(Element data from apps and pages)
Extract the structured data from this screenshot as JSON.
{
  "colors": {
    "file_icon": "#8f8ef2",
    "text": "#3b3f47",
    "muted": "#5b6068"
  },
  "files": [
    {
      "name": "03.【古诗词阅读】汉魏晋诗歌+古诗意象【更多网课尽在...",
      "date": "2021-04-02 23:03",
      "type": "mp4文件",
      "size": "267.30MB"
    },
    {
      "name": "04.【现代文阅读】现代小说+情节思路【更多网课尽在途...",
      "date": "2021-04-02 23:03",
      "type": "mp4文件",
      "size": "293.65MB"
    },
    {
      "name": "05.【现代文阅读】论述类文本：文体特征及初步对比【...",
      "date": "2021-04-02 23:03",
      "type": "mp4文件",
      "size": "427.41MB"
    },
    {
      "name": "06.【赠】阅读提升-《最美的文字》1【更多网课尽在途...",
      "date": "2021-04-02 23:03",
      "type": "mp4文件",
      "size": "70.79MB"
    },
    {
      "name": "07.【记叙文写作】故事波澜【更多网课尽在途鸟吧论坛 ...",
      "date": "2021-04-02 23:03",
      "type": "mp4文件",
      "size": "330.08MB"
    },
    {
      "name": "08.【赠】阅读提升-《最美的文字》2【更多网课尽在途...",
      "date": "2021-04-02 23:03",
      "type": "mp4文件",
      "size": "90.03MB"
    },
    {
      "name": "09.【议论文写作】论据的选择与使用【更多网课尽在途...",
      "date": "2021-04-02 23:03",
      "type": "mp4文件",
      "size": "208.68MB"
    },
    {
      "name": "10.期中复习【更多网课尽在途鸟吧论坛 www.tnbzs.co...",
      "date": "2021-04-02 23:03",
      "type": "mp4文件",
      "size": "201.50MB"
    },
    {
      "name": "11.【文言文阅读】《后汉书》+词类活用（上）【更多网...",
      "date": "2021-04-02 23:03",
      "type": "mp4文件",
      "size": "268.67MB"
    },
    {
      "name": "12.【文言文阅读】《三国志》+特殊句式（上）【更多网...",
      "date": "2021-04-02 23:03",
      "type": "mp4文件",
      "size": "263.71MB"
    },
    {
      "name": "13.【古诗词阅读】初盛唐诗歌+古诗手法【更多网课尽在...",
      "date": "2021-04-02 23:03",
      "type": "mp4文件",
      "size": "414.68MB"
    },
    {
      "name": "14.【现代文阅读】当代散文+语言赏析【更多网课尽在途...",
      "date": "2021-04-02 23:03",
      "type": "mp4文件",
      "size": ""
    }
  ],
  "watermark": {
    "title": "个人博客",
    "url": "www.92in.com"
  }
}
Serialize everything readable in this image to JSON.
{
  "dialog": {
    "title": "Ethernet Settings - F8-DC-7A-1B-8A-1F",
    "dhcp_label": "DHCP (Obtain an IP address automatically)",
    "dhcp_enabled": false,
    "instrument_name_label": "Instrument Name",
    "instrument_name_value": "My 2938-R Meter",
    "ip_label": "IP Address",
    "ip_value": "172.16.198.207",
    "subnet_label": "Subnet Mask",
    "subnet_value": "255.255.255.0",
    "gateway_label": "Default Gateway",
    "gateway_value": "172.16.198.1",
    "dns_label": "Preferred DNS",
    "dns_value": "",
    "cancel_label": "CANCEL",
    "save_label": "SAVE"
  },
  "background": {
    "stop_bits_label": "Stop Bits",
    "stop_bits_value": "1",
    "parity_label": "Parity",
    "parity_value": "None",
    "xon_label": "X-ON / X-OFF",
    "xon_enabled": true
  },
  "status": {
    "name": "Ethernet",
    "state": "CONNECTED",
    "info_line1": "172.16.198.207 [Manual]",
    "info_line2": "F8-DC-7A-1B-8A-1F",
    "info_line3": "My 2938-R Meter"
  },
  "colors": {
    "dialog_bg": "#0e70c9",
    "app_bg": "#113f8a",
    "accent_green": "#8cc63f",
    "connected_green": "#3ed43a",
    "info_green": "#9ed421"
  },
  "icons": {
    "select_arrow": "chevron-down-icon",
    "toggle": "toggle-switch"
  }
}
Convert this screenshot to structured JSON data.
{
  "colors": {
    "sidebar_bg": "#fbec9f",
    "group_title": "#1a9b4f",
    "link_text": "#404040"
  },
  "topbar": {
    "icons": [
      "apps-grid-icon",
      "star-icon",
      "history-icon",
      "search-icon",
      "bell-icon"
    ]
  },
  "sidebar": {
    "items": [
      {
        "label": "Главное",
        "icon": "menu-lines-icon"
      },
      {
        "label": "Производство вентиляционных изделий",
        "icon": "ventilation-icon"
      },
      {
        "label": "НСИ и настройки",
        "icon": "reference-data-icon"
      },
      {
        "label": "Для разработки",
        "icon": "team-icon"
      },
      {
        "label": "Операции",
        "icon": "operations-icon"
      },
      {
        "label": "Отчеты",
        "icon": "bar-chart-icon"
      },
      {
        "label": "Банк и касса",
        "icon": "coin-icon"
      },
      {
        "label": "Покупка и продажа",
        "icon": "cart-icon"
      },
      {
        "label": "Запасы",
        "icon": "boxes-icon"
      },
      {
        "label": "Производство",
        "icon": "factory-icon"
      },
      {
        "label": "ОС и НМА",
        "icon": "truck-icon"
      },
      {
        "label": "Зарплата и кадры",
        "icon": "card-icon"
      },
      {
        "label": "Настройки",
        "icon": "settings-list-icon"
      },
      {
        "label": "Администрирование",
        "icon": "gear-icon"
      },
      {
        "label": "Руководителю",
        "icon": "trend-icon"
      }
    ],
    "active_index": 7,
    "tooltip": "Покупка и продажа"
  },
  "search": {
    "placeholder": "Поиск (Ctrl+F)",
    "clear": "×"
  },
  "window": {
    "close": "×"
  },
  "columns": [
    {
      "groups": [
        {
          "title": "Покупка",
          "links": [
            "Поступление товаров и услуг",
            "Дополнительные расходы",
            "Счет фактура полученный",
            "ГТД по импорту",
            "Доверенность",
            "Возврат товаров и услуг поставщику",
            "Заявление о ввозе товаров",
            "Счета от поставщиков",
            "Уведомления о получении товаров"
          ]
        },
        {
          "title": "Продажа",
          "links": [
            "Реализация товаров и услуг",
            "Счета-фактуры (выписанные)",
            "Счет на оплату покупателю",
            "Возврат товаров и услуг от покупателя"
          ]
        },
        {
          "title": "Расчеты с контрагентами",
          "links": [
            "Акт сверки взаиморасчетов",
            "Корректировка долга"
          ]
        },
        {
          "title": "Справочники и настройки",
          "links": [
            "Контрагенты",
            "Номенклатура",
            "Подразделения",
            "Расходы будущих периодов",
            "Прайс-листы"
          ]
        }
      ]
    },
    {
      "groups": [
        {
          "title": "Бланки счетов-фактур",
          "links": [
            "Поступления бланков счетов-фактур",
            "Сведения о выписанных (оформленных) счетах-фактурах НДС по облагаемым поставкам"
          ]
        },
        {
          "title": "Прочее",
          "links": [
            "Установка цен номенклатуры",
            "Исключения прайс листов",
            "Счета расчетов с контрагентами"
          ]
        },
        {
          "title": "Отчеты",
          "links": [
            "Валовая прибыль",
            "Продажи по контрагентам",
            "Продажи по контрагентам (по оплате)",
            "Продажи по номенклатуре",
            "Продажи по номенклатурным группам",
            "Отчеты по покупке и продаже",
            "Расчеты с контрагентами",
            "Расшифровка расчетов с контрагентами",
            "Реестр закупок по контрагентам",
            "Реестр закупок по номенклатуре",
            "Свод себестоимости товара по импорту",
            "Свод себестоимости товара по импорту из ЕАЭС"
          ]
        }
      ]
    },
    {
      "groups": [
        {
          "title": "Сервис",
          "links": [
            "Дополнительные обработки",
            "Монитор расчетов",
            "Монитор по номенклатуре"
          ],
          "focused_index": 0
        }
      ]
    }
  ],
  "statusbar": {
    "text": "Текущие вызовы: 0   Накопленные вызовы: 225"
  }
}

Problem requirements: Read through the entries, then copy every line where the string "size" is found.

Output for this exercise:
      "size": "267.30MB"
      "size": "293.65MB"
      "size": "427.41MB"
      "size": "70.79MB"
      "size": "330.08MB"
      "size": "90.03MB"
      "size": "208.68MB"
      "size": "201.50MB"
      "size": "268.67MB"
      "size": "263.71MB"
      "size": "414.68MB"
      "size": ""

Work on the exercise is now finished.